Often, a friend of the parents may notice there is a problem first and will then contact adult children. This person may also be able to help serve as a liaison going forward if you’re not able to be there, he adds.

It Takes a Village
The first step in helping your parents should be arranging for a complete medical examination. Start with your parents’ primary physician, or find a geriatric specialist. One benefit of a geriatric specialist is that they often have many resources available they can point you toward. They also have specific training in the issues of the elderly and their families.

They can even help with difficult situations such as driving evaluations and increasing the amount of help as needed. Ideally, you would be able to accompany your parents to that first medical appointment. But if you can’t, you may want to enlist the help of someone local and trusted who can attend the doctor’s visit and take notes.

Of course, you can’t expect a friend or neighbor to take on the longer-term issues that may arise from a medical evaluation. This is where resources such as the local Area Agency on Aging or senior citizens centers can be helpful. They may also be able to help you find a geriatric specialist for your parents’ initial evaluation.

Supporting Siblings
If you have a sibling in the area who can do the day-to-day work of caring for your aging parents, keep in mind that the primary caregiver will need regular support and relief.

A caregiver can get burned out with the ongoing demands of care, so it’s important to provide respite care, either by taking over for a week or weekend, or by bringing in another agency to help. Communication is also important to avoid misunderstandings and to make sure everyone agrees on the care being given. The important thing is that the sibling who is responsible for the care should not feel as if they are being dumped on or unappreciated. Good communication can go a long way toward alleviating that.

Preventing Problems
If an aging parent suddenly goes rapidly downhill mentally or physically, it’s time to get proactive. You may want to consider involving the local Alzheimer’s Association chapter as soon as possible, even if the cause of the parent’s decline hasn’t been determined yet. The association can provide screening for cognitive impairment as well as resources and recommendations.

Involving a geriatrician or an organization that specializes in elderly issues also can remove much of the burden of hard decisions if a parent does begin to decline.
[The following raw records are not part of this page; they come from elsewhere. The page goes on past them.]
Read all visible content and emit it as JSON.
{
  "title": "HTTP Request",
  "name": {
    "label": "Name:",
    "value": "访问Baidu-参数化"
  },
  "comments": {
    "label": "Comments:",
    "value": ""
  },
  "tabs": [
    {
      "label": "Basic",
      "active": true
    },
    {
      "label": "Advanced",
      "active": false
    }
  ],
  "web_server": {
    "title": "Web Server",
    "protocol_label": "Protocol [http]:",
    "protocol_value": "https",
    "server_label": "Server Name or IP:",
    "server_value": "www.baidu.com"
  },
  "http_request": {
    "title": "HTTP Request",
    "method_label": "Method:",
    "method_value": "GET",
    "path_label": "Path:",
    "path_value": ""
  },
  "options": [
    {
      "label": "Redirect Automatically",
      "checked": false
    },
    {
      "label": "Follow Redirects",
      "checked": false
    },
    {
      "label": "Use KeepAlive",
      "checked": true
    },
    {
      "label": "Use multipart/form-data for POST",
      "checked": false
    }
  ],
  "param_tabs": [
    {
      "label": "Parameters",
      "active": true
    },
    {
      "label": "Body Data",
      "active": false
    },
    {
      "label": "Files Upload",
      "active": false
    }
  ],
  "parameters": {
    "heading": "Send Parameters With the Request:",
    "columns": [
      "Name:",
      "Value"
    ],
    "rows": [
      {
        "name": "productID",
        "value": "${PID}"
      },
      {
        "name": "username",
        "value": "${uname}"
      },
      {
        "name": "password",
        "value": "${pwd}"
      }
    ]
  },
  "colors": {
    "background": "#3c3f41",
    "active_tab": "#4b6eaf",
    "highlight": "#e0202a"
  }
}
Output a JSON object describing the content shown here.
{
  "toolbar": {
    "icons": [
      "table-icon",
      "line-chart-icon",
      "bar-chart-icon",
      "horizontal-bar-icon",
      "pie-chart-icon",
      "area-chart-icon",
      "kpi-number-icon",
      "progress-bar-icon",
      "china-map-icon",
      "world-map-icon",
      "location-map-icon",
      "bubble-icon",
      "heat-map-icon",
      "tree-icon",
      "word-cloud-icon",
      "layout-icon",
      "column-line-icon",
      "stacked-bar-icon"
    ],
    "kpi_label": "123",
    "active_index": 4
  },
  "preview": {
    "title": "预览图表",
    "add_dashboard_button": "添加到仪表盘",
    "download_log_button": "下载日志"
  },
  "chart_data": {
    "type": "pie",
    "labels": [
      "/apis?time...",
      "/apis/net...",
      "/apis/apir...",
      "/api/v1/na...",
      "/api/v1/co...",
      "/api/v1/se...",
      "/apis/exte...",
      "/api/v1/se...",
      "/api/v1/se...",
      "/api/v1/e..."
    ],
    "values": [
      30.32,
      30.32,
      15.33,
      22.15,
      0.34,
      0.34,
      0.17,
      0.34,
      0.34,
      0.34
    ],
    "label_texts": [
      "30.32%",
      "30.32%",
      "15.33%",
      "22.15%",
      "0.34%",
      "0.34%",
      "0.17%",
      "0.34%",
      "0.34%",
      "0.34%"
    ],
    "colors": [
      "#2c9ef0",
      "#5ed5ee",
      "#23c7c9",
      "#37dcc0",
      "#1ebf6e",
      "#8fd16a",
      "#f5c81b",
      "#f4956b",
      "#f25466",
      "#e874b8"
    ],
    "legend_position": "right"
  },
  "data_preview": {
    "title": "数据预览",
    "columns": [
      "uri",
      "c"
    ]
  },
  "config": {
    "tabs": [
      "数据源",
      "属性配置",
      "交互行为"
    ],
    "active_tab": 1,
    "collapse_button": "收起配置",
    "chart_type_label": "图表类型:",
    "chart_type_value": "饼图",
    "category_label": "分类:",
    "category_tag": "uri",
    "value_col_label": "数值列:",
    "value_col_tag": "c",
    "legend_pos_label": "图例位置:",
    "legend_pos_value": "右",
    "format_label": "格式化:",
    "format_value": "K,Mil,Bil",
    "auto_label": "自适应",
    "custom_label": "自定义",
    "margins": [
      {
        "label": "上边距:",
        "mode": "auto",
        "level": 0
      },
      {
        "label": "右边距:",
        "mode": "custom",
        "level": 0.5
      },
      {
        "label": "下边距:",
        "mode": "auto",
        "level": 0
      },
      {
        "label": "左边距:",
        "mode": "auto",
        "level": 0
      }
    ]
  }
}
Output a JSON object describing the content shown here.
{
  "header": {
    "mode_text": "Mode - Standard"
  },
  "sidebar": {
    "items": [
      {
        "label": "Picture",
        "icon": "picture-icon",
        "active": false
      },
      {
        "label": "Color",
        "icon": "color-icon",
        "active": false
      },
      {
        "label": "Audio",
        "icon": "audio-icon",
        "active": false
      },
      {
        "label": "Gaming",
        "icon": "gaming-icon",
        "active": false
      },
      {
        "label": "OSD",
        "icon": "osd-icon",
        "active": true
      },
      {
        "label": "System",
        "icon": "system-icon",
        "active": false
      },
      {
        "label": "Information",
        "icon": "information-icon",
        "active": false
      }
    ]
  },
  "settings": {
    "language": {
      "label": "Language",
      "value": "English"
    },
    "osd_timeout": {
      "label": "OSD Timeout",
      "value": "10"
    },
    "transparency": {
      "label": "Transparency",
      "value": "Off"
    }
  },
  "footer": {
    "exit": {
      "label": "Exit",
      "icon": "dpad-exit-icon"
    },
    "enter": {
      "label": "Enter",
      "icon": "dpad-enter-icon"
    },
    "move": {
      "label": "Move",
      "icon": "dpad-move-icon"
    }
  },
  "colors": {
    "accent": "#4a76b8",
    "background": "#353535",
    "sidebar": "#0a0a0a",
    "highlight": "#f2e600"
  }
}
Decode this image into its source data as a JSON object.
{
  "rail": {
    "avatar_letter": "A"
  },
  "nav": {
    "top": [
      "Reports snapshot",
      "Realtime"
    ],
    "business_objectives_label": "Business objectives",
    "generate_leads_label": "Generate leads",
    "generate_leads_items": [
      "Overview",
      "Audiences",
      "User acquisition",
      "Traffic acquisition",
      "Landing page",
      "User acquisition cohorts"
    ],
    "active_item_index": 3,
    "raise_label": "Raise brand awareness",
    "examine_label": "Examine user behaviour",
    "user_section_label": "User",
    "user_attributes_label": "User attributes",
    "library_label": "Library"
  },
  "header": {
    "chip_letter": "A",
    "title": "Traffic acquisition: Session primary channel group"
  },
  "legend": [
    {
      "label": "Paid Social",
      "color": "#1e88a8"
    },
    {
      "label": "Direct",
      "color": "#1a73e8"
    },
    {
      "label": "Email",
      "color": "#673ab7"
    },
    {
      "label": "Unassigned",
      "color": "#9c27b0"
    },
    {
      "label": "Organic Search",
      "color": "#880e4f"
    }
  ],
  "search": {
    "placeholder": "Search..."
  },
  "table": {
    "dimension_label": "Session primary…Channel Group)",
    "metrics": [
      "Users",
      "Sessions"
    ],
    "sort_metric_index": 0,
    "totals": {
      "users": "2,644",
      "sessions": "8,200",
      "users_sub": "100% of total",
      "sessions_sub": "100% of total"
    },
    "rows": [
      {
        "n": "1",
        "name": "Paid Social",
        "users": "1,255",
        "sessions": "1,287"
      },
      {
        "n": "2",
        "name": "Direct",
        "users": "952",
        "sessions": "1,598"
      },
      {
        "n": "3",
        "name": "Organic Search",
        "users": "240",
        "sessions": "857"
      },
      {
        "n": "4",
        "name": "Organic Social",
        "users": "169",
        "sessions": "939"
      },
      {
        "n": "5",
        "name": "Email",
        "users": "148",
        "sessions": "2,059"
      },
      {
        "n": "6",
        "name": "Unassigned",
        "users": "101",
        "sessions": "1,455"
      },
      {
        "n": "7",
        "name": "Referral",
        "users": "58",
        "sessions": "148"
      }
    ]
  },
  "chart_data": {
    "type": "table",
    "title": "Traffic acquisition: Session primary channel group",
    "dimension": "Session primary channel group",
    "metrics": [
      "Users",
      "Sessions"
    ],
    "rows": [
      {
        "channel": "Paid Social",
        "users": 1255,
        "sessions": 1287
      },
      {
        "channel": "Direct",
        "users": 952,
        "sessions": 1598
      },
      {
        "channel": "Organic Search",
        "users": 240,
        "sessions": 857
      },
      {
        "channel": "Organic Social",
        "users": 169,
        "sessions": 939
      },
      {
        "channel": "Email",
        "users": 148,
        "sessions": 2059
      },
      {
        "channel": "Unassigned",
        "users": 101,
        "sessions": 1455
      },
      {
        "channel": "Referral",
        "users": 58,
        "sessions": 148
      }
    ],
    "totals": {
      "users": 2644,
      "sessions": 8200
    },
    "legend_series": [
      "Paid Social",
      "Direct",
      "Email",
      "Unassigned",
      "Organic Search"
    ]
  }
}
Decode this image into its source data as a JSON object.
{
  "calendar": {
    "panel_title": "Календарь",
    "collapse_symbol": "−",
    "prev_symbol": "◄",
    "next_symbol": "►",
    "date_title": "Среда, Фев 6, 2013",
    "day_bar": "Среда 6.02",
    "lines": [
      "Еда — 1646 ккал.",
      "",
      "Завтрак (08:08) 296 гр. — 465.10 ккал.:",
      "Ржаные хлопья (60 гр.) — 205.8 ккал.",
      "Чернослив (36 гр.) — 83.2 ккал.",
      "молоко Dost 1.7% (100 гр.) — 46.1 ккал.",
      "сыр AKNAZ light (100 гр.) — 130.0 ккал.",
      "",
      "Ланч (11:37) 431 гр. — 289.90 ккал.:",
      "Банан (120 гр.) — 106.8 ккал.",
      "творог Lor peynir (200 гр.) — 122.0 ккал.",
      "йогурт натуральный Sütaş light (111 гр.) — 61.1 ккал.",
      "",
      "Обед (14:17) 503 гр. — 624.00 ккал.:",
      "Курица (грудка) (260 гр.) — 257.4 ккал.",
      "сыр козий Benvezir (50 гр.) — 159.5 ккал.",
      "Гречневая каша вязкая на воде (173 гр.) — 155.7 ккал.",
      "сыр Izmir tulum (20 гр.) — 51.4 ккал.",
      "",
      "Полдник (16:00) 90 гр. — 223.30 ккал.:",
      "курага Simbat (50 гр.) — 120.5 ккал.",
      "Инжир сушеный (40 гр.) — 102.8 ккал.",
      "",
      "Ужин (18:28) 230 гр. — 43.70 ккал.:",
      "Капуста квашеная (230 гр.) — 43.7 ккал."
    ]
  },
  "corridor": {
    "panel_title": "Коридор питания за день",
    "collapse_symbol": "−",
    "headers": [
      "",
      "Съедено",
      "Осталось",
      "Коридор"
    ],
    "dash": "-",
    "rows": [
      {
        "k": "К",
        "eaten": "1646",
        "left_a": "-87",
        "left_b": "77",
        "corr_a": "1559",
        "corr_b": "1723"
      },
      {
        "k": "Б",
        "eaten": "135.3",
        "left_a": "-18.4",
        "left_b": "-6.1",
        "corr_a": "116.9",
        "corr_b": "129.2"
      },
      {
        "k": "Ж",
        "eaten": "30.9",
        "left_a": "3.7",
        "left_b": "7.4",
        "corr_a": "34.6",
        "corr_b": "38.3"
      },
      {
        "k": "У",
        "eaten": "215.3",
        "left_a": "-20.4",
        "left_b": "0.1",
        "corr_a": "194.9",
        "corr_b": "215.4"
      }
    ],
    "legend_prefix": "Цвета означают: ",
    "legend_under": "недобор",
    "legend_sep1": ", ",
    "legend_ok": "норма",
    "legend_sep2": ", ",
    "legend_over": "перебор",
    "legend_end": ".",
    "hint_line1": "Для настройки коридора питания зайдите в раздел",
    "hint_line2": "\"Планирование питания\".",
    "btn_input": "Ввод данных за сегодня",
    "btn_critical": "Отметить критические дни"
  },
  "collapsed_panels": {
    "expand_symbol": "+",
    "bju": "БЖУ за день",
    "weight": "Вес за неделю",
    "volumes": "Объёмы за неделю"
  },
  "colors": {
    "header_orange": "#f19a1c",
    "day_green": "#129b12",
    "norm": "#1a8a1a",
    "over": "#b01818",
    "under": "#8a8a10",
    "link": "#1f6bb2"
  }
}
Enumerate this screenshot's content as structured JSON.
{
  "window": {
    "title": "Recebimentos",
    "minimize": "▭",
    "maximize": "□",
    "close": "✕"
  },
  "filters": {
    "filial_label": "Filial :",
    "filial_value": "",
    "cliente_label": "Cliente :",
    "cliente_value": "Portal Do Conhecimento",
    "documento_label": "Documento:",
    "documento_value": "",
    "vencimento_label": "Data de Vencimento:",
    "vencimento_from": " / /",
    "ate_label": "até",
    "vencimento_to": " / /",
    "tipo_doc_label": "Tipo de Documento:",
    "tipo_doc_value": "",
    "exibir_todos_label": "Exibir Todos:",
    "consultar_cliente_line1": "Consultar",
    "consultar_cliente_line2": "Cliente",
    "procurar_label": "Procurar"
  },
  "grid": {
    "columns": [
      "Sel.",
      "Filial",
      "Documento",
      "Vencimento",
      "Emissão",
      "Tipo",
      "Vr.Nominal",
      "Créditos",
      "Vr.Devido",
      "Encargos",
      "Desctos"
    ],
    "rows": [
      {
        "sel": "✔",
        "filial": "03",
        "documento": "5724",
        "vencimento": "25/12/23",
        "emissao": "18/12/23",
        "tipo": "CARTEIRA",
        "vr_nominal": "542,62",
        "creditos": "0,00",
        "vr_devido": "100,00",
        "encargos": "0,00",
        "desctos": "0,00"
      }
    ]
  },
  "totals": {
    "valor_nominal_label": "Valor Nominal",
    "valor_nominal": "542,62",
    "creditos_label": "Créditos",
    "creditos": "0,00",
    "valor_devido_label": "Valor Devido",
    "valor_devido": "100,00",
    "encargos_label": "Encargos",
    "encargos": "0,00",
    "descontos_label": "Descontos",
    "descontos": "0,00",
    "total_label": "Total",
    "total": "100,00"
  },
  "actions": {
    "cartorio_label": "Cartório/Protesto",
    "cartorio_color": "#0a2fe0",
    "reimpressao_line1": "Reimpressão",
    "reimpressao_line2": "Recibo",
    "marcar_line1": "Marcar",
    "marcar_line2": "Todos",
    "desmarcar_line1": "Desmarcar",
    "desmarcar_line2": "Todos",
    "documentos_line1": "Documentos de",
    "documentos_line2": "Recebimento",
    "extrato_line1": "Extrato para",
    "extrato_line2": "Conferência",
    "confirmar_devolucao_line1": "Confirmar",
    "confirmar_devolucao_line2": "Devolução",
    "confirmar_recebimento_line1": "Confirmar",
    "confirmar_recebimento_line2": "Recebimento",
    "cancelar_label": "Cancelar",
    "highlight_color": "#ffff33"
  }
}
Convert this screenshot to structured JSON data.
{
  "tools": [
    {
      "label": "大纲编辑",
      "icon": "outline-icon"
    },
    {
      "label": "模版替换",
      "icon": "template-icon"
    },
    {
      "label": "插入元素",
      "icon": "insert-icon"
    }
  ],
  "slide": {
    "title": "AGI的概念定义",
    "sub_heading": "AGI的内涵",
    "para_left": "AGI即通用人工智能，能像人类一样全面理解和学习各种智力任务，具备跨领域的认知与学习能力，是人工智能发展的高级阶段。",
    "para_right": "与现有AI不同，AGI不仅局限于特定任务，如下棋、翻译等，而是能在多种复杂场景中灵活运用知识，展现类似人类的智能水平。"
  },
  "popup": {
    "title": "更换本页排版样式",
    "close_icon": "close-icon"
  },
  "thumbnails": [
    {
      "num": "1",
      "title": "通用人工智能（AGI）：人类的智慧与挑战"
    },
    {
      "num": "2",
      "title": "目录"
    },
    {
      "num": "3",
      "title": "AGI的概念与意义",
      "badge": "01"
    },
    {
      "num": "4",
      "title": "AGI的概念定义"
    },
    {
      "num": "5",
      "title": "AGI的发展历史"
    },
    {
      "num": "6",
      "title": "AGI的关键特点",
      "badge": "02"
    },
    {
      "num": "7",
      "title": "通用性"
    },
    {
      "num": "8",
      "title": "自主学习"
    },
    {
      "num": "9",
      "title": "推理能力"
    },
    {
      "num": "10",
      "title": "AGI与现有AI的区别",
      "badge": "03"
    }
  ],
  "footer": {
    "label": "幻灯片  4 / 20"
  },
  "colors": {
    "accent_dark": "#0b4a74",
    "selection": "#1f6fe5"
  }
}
When tough calls like when to quit driving or moving to the next step in care come from a professional, a parent will often be more cooperative, and there’s less potential for family conflict.

7 Things to Listen for When Talking to Elderly Parents
The following situations can be indications that elderly parents are having problems living independently:
1. Repeating themselves
2. Calling at odd times
3. Not understanding recent news events
4. Having memory issues
5. Sounding tearful or sad
6. Withdrawing socially
7. Worrying about financial issues